In Acorn's wisdom, they had chosen the Intel 8271 disk controller
for the BBC Micro - this controller was probably obsolete even before
the BBC Micro was launched. The Acorn disk upgrade comprised the 8271,
a handful of standard TTL ICs, an Acorn DFS ROM, and the disk manual. The ICs
plugged into unpopulated sockets on the motherboard.
A few hardy folks tried sourcing the parts separately - which was fine, except that an 8271 tended to cost about £109 on its own, if you could find one...
Clearly this wasn't a good state of affairs, and something needed to be done.
Solidisk had produced a daughter board which plugged in to the 8271
socket on the BBC motherboard. The daughter board carried a Western Digital
1770 disk controller - a more modern beast, which also supported double
density disks - wow!
[ If you don't think that double density was a big deal, remember that the 8271 based disk upgrade could store a whole 200kBytes on a single sided 80 track floppy, and 400kBytes on a double sided 80 track floppy. If you only had 40 track drives, these capacities were halved. How technology has changed! ]
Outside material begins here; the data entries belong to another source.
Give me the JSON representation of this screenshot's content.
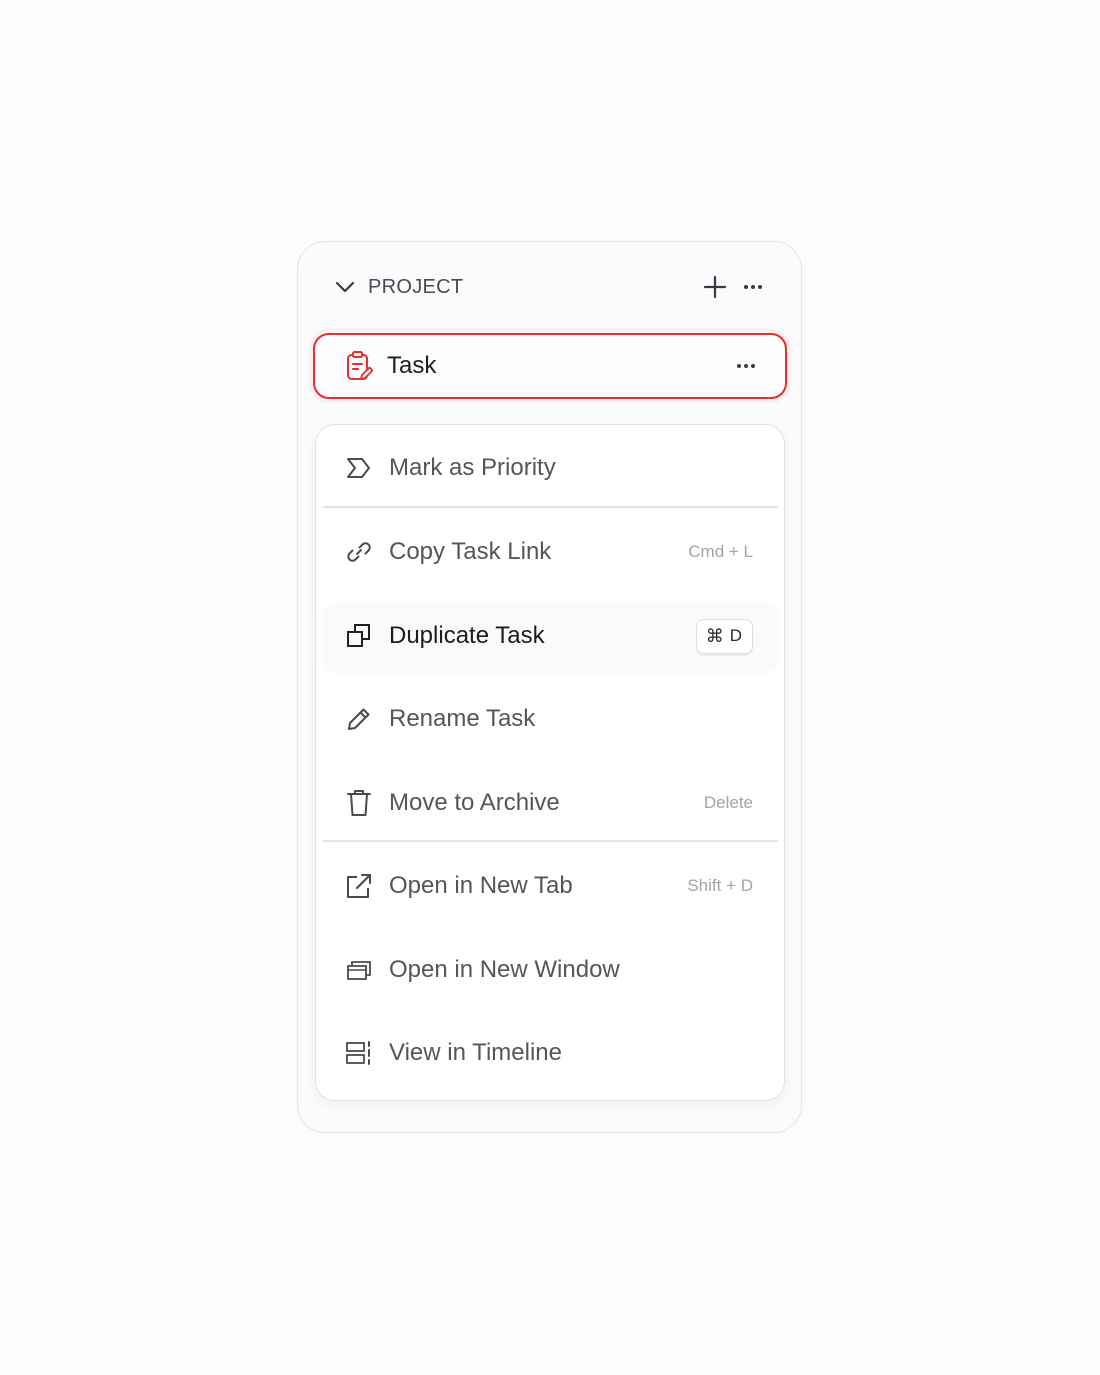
{
  "section": {
    "title": "PROJECT",
    "chevron_icon": "chevron-down-icon",
    "add_icon": "plus-icon",
    "more_icon": "more-horizontal-icon"
  },
  "task": {
    "label": "Task",
    "icon": "clipboard-edit-icon",
    "more_icon": "more-horizontal-icon",
    "accent_color": "#e5302b"
  },
  "menu": {
    "items": [
      {
        "label": "Mark as Priority",
        "icon": "priority-chevron-icon",
        "shortcut": ""
      },
      {
        "label": "Copy Task Link",
        "icon": "link-icon",
        "shortcut": "Cmd + L"
      },
      {
        "label": "Duplicate Task",
        "icon": "duplicate-icon",
        "shortcut_symbol": "⌘",
        "shortcut_key": "D",
        "hovered": true
      },
      {
        "label": "Rename Task",
        "icon": "pencil-icon",
        "shortcut": ""
      },
      {
        "label": "Move to Archive",
        "icon": "trash-icon",
        "shortcut": "Delete"
      },
      {
        "label": "Open in New Tab",
        "icon": "external-link-icon",
        "shortcut": "Shift + D"
      },
      {
        "label": "Open in New Window",
        "icon": "window-icon",
        "shortcut": ""
      },
      {
        "label": "View in Timeline",
        "icon": "timeline-icon",
        "shortcut": ""
      }
    ]
  }
}
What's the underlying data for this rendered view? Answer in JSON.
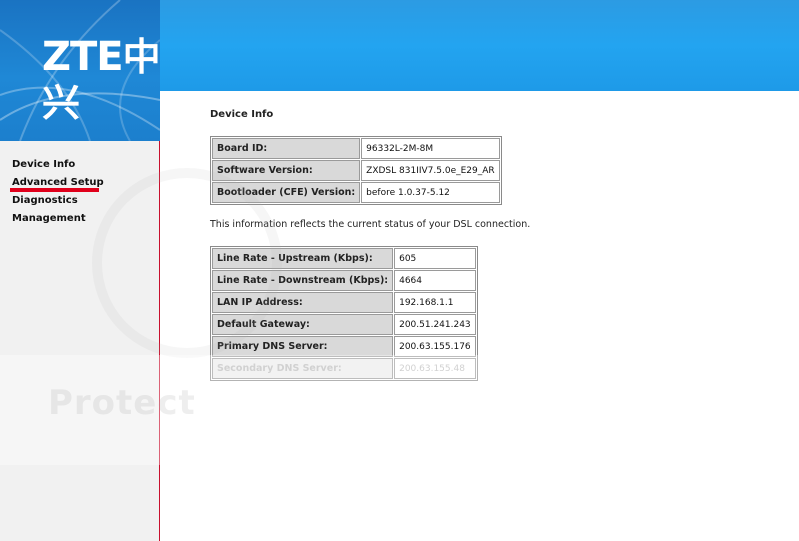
{
  "brand": {
    "logo_latin": "ZTE",
    "logo_cjk": "中兴"
  },
  "sidebar": {
    "items": [
      {
        "label": "Device Info"
      },
      {
        "label": "Advanced Setup"
      },
      {
        "label": "Diagnostics"
      },
      {
        "label": "Management"
      }
    ]
  },
  "main": {
    "title": "Device Info",
    "device_table": [
      {
        "label": "Board ID:",
        "value": "96332L-2M-8M"
      },
      {
        "label": "Software Version:",
        "value": "ZXDSL 831IIV7.5.0e_E29_AR"
      },
      {
        "label": "Bootloader (CFE) Version:",
        "value": "before 1.0.37-5.12"
      }
    ],
    "note": "This information reflects the current status of your DSL connection.",
    "dsl_table": [
      {
        "label": "Line Rate - Upstream (Kbps):",
        "value": "605"
      },
      {
        "label": "Line Rate - Downstream (Kbps):",
        "value": "4664"
      },
      {
        "label": "LAN IP Address:",
        "value": "192.168.1.1"
      },
      {
        "label": "Default Gateway:",
        "value": "200.51.241.243"
      },
      {
        "label": "Primary DNS Server:",
        "value": "200.63.155.176"
      },
      {
        "label": "Secondary DNS Server:",
        "value": "200.63.155.48"
      }
    ]
  },
  "watermark": {
    "text": "Protect"
  },
  "colors": {
    "banner_blue": "#23a4f0",
    "banner_dark_blue": "#1a73c2",
    "accent_red": "#e0001b",
    "label_cell_bg": "#d9d9d9"
  }
}
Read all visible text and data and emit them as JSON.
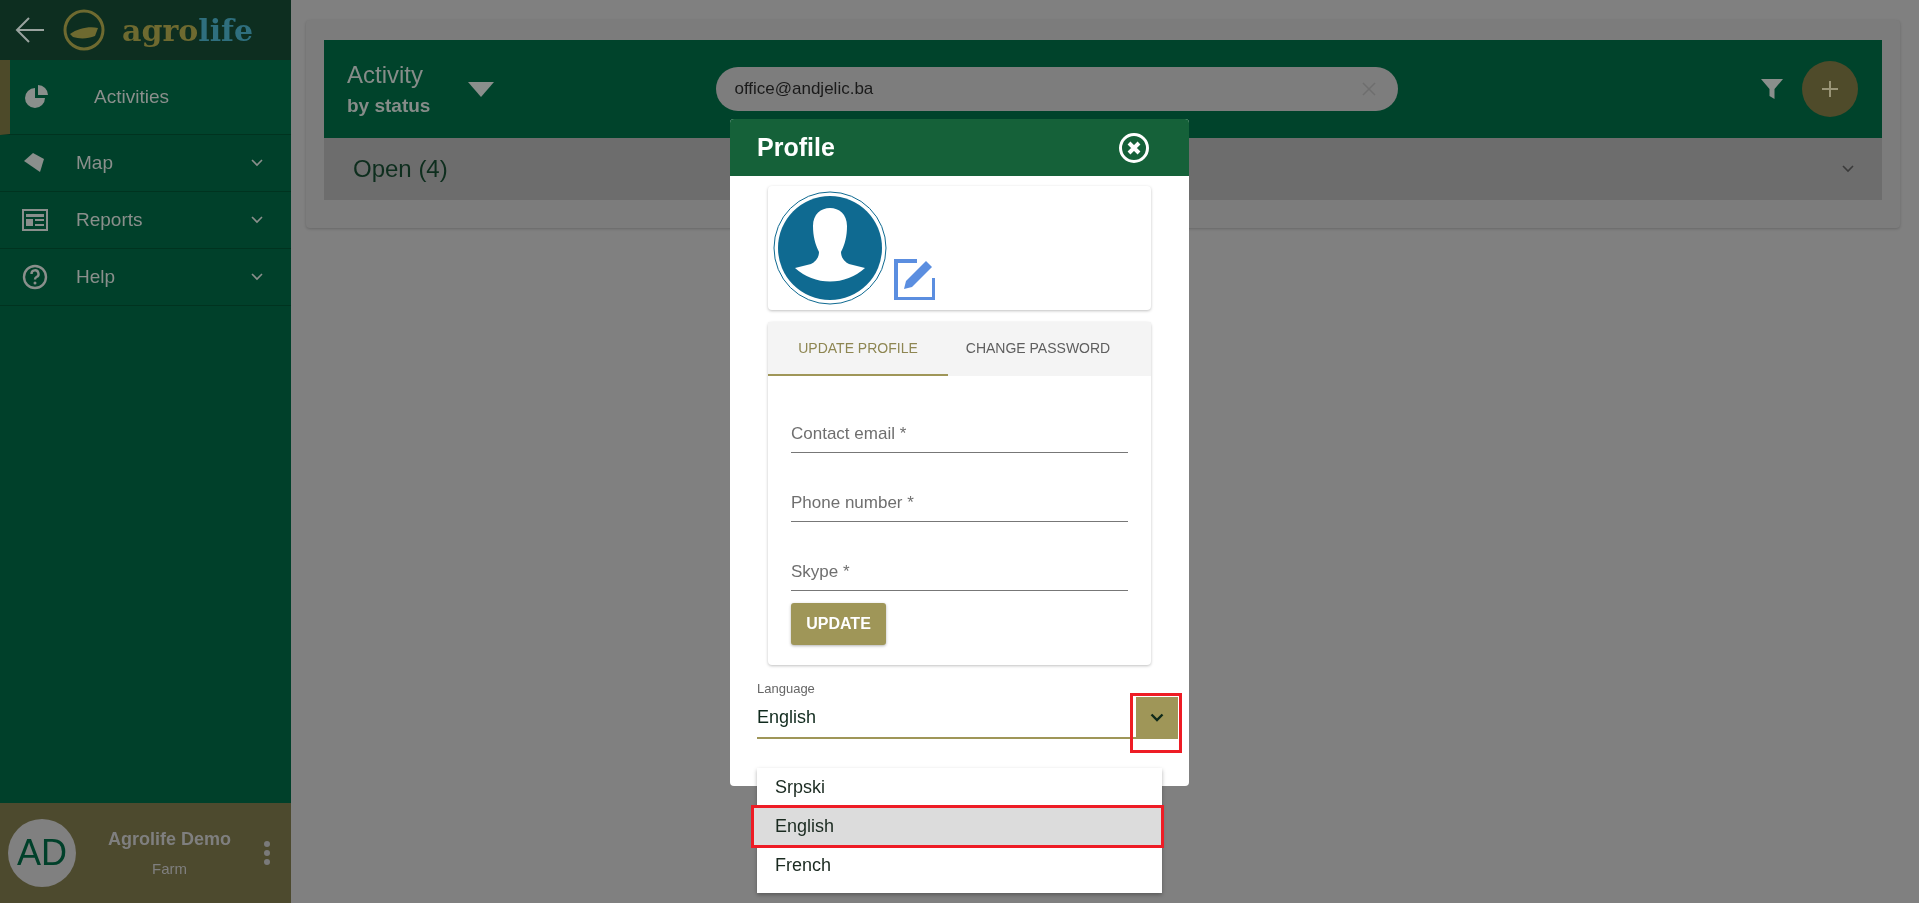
{
  "sidebar": {
    "logo": [
      "agro",
      "life"
    ],
    "items": [
      {
        "label": "Activities",
        "selected": true,
        "expandable": false
      },
      {
        "label": "Map",
        "selected": false,
        "expandable": true
      },
      {
        "label": "Reports",
        "selected": false,
        "expandable": true
      },
      {
        "label": "Help",
        "selected": false,
        "expandable": true
      }
    ],
    "user": {
      "initials": "AD",
      "name": "Agrolife Demo",
      "role": "Farm"
    }
  },
  "header": {
    "title": "Activity",
    "subtitle": "by status",
    "search": {
      "value": "office@andjelic.ba"
    }
  },
  "groups": [
    {
      "label": "Open (4)",
      "expanded": false
    }
  ],
  "profile": {
    "title": "Profile",
    "tabs": [
      {
        "label": "UPDATE PROFILE",
        "selected": true
      },
      {
        "label": "CHANGE PASSWORD",
        "selected": false
      }
    ],
    "fields": [
      {
        "placeholder": "Contact email *"
      },
      {
        "placeholder": "Phone number *"
      },
      {
        "placeholder": "Skype *"
      }
    ],
    "button": "UPDATE",
    "language": {
      "label": "Language",
      "value": "English",
      "open": true,
      "highlighted": true,
      "options": [
        {
          "label": "Srpski",
          "selected": false,
          "highlighted": false
        },
        {
          "label": "English",
          "selected": true,
          "highlighted": true
        },
        {
          "label": "French",
          "selected": false,
          "highlighted": false
        }
      ]
    }
  }
}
The existance of the daughter board was quite clever. In Acorn's design of the BBC Micro, the floppy disk controller appears in the memory map from &FE80 - &FE9F - however only 3 address lines are made available to the floppy disk controller, and so only 8 locations are uniquely addressable (e.g. the same register will appear at &FE80, &FE88, &FE90, and &FE98). In practise, everyone used the set of 8 locations &FE80 - &FE87 when addressing the floppy disk controller. The 1770 disk controller has 4 memory-mapped registers. But it doesn't itself support multiple drives or the drive side select (in the way that the 8271 did). It supports both single and double density, but needs a way to be instructed which to use. The solution to these problems was to add a control register to the hardware (separate from the 1770), requiring a fifth memory address.
The Solidisk DDFS needed its own special DDFS ROM - the Acorn DFS
ROM wouldn't work as it was hard-coded for the 8271. The Solidisk DDFS code
supported the disk controller in both single and double density - in
double density you could write roughly twice as much on a double sided 80
track floppy (it used 16 sectors per track, as opposed to the 10 sectors of
single density) - and your friend with an Acorn DFS ROM couldn't read it :-(
There was also a Solidisk ADFS ROM, but I don't recall if it did anything special - other than work with the Solidisk hardware.
Solidisk also produced a very neat piece of hardware, which they
called the DFDC (Dual Floppy Disk Controller - I guess). This was a
daughter board which plugged in to the 8271 socket on the BBC motherboard,
but this time the daughter board carried a Western Digital 1770 disk
controller AND a socket for the displaced 8271 disk controller.
There was a toggle switch so that you could switch between the
two disk controllers - although not whilst the machine was running, you
had to press BREAK or power cycle the computer.
As I recall, there was a special Solidisk DFDC ROM, or you could use a Solidisk DDFS ROM and an Acorn DFS ROM together - the wrong DFS would go quiet after a BREAK or power cycle.
I'm sure that there were other 1770-based solutions, but I didn't come across them. This page isn't supposed to imply that Solidisk were the only people in the game - or the best.
Anyway, Acorn brought out their own 1770 daughter board for the model B, and this was supplied with the Acorn 1770 DFS ROM - a totally different ROM from the Acorn DFS ROM (for the 8271). At around the same time, Acorn also introduced a new disk filing system - ADFS - which only worked with the 1770 disk controller, as it used double density exclusively.
Unfortunately for Solidisk DDFS/DFDC owners, the Acorn daughter board put the 1770 disk controller and the extra control register at different locations in the memory map from the Solidisk daughter board. As well as this, Acorn's usage of the extra control register was different. This meant that the Acorn ROMs (Acorn 1770 DFS, and Acorn ADFS) wouldn't work with the Solidisk boards. However Solidisk produced their own version of the ADFS which worked with their boards.
It was also possible to use the Solidisk ROMs with the Acorn hardware. The only practical advantage of this was that one could use the Solidisk DDFS ROM to access double density DFS disks.
It ought to be possible to convert a Solidisk version 1 DDFS or DFDC board to be Acorn compatible, but I've never tried to.
|DDFS boards (disk upgrade)||DFDC boards (dual controllers)|
|Version 1 (Solidisk hardware)||ddfs_v1.jpg||dfdc_v1.jpg|
|Version 2 (Acorn compatible hardware)||ddfs_v2.jpg||dfdc_v2.jpg|
|Hardware||FDC base||Control Register|
|Acorn BBC/B+, & Solidisk v2||&FE84 - &FE87||&FE80|
|Solidisk v1||&FE80 - &FE83||&FE86|
|Master 128||&FE28 - &FE2B||&FE24|